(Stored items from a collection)
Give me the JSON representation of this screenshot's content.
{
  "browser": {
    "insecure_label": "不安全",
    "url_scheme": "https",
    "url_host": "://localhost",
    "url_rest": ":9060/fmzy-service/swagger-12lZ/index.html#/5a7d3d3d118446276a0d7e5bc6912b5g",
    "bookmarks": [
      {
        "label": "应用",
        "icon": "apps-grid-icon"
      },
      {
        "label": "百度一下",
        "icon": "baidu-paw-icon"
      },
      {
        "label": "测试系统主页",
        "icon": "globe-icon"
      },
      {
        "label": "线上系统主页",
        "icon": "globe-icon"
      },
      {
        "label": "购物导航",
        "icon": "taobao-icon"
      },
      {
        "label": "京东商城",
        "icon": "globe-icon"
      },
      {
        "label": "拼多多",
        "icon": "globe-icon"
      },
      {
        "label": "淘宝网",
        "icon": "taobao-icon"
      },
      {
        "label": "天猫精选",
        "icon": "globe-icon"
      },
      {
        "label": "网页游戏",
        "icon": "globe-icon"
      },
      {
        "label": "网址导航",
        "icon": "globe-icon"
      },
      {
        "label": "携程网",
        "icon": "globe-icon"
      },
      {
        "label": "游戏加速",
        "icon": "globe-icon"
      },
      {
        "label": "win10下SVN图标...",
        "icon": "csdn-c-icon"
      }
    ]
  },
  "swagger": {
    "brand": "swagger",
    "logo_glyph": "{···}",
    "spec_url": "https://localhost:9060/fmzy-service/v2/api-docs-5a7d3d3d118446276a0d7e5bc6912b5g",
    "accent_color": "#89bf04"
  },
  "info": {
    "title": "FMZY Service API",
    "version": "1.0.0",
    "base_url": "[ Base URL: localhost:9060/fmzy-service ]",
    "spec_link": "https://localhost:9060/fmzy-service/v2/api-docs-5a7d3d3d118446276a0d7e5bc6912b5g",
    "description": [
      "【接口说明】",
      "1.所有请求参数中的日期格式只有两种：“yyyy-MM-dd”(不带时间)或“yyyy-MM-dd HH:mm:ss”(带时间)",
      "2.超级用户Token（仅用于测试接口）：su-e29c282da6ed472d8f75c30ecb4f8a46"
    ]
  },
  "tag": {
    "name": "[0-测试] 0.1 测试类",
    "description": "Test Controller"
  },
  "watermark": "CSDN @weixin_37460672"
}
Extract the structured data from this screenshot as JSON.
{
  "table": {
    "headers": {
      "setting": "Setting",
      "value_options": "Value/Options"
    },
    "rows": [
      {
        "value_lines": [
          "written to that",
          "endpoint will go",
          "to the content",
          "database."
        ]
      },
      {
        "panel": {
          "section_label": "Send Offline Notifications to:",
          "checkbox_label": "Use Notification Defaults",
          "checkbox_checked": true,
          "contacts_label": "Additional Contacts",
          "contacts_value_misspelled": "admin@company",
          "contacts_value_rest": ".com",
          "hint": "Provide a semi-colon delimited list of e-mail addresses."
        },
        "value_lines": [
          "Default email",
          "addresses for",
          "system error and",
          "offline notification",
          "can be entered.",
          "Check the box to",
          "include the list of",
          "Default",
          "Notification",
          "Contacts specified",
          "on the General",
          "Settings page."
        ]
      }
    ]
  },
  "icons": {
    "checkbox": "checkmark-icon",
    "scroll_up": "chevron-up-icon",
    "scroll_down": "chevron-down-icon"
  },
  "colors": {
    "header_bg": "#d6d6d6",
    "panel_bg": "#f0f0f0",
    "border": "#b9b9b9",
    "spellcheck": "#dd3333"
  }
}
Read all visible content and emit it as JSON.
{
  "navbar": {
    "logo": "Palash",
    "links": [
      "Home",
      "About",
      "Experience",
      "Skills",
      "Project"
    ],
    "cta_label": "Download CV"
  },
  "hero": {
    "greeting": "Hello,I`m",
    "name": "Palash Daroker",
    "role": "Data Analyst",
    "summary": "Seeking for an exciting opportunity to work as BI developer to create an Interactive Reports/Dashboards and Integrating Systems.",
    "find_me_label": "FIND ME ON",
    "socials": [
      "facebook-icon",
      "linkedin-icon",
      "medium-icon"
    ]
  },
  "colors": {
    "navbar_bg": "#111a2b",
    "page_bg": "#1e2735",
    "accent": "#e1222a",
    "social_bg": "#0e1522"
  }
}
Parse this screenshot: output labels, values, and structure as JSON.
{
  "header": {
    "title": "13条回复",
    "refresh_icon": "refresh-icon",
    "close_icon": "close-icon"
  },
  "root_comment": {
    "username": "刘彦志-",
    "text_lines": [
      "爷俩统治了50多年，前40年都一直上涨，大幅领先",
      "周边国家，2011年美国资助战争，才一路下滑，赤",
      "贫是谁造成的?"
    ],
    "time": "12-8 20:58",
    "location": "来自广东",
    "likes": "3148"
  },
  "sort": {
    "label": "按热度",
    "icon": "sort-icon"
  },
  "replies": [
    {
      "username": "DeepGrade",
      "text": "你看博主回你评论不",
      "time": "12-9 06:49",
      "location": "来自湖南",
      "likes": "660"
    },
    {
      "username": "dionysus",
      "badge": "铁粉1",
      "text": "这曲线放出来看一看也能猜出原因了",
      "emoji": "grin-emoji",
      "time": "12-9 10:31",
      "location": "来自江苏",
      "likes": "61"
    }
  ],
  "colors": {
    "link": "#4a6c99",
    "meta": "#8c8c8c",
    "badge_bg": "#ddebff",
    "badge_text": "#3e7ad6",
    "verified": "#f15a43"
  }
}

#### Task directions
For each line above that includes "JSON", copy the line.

#### Answer area
Give me the JSON representation of this screenshot's content.
Extract the structured data from this screenshot as JSON.
Read all visible content and emit it as JSON.
Parse this screenshot: output labels, values, and structure as JSON.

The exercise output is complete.